The answer must be exactly the lines from the one containing "Give me the" through the end of the material, with both ends kept and no other lines.

__________________________________________________

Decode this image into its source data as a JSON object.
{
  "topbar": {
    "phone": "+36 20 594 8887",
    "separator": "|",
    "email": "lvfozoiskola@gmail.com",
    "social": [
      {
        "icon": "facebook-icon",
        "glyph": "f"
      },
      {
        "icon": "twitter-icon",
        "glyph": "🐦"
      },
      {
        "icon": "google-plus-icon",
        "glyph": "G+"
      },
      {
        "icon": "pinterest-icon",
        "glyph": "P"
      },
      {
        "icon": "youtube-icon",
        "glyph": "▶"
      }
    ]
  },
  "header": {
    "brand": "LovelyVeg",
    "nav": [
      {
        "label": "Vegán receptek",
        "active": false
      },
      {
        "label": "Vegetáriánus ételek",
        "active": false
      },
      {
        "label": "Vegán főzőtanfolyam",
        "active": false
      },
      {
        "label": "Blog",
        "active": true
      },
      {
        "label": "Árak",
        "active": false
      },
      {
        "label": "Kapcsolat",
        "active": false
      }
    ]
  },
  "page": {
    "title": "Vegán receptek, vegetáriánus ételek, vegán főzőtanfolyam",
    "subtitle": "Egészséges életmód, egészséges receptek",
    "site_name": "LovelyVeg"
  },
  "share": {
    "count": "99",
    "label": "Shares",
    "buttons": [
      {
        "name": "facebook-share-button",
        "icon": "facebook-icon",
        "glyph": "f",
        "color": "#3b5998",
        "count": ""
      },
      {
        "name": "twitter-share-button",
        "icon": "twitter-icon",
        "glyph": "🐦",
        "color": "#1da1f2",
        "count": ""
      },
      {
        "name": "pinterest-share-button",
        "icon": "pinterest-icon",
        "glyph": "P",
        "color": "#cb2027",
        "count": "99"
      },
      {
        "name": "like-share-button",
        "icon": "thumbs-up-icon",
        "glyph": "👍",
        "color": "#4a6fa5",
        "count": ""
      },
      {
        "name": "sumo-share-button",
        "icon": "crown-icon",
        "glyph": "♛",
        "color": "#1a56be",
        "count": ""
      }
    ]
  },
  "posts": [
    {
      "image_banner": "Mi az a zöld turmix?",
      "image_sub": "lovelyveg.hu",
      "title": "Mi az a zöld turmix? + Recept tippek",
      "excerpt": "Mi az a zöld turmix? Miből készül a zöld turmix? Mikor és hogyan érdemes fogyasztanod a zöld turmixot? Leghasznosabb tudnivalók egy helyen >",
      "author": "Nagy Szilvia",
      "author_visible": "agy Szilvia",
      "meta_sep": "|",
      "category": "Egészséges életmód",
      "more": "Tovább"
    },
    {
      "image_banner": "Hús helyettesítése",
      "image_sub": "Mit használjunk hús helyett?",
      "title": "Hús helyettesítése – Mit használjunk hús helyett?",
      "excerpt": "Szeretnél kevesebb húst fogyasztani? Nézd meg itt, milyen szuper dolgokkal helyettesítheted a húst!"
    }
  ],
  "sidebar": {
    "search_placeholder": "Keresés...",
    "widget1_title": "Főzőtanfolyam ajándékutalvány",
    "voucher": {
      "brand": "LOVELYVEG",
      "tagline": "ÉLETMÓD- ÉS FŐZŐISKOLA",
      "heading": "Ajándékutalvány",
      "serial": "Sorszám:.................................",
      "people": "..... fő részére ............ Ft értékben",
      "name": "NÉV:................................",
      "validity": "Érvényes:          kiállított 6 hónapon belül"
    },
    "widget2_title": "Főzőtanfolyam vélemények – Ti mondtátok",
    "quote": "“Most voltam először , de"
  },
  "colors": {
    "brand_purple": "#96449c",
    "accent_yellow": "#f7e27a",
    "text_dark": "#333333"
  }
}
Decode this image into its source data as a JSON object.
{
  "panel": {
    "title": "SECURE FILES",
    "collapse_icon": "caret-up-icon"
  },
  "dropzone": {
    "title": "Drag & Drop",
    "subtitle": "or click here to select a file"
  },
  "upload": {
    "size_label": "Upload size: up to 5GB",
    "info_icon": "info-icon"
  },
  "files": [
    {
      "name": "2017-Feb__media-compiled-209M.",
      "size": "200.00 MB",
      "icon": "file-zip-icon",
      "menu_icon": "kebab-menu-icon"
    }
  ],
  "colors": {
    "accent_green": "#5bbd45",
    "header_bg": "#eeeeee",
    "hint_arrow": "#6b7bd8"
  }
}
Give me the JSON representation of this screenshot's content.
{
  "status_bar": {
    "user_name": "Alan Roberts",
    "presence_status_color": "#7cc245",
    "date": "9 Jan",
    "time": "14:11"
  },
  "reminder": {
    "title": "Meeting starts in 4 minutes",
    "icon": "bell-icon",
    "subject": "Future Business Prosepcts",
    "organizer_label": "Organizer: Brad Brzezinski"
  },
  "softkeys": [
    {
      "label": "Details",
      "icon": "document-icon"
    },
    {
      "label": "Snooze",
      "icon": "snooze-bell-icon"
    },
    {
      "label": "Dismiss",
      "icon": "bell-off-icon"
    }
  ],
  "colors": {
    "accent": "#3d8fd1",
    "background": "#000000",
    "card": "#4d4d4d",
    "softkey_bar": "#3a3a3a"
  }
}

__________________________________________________

Written solution:
Give me the JSON representation of this screenshot's content.
{
  "status_bar": {
    "user_name": "Alan Roberts",
    "presence_status_color": "#7cc245",
    "date": "9 Jan",
    "time": "14:11"
  },
  "reminder": {
    "title": "Meeting starts in 4 minutes",
    "icon": "bell-icon",
    "subject": "Future Business Prosepcts",
    "organizer_label": "Organizer: Brad Brzezinski"
  },
  "softkeys": [
    {
      "label": "Details",
      "icon": "document-icon"
    },
    {
      "label": "Snooze",
      "icon": "snooze-bell-icon"
    },
    {
      "label": "Dismiss",
      "icon": "bell-off-icon"
    }
  ],
  "colors": {
    "accent": "#3d8fd1",
    "background": "#000000",
    "card": "#4d4d4d",
    "softkey_bar": "#3a3a3a"
  }
}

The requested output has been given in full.